Guide signs exist at the eastern terminus at NH 1A, but along the road itself, there is no signage to indicate the route's number. It is not known as Route 101E to local residents, who call it Winnacunnet Road.


  1. ^ a b c d e Bureau of Planning & Community Assistance (February 20, 2015). "NH Public Roads". Concord, New Hampshire: New Hampshire Department of Transportation. Retrieved April 7, 2015.
  2. ^ Ford, Royal (May 9, 1991). "Safety drives N.H. 'Death Zone' debate". The Boston Globe. p. 39. Retrieved February 7, 2019 – via
  3. ^ "The top 10 Local Stories of 1999: Route 101 rolls". Archived from the original on June 4, 2008. Retrieved October 20, 2007 – via Wayback Machine.

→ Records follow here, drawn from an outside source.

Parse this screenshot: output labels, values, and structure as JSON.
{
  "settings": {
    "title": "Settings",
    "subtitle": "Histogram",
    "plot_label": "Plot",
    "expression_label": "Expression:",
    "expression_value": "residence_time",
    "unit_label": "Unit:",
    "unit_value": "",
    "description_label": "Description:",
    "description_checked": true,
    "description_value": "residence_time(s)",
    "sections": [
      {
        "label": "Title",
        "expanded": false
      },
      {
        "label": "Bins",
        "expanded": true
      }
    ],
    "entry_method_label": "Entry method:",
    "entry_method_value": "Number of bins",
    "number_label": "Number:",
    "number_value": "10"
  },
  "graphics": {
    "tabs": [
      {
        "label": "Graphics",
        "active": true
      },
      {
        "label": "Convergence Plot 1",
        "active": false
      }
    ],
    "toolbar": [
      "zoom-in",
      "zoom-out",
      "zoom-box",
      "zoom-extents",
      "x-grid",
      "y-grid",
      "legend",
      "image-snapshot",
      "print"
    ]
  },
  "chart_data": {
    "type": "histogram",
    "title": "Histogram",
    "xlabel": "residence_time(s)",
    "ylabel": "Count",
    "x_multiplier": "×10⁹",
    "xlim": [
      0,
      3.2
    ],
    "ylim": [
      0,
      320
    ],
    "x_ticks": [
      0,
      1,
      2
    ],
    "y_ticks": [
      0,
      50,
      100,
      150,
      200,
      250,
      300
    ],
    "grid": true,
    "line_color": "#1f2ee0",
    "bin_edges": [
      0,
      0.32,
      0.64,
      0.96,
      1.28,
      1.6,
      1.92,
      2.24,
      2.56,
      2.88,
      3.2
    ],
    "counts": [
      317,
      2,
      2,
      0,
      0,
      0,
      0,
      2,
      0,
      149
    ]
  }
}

  4. ^ Haberman, Steve (May 29, 2001). "Route 101 no longer a death trap". Retrieved February 8, 2019.
  5. ^ [N.H. Department of Transportation internal document: "New Hampshire Named Highways, Rest Areas, Bridges, etc. (1900 to 2016)"]
  6. ^ "Exeter, Hampton Get New Highway". The Portsmouth Herald. Portsmouth, New Hampshire. July 11, 1963. p. 1. Retrieved February 7, 2019 – via
  7. ^ "Hampton-Exeter Road is Complete". Nashua Telegraph. Nashua, New Hampshire. AP. August 3, 1963. p. 12. Retrieved February 7, 2019 – via
  8. ^ "51 from 1A to 101 is now 101: Got it?". The Boston Globe. October 9, 1994. p. 6-NH. Retrieved February 7, 2019 – via
  9. ^ Ford, Royal (May 9, 1991). "Safety, environment drive 'Death Zone' debate". The Boston Globe. p. 46. Retrieved February 7, 2019 – via
  10. ^ "SENATE BILL 644-FN-A". New Hampshire General Court. 1994. Retrieved July 8, 2019. AN ACT appropriating funds for the redesignation of a portion of New Hampshire Route 51 as New Hampshire Route 101.
  11. ^ a b Bureau of Planning & Community Assistance (April 3, 2015). "Nodal Reference 2015, State of New Hampshire". New Hampshire Department of Transportation. Retrieved April 7, 2015.[permanent dead link]
  12. ^ "Official New Hampshire State Route Map". New Hampshire Department of Transportation. Retrieved 29 January 2020.
  13. ^ a b c d New Hampshire Routes 101-125

External links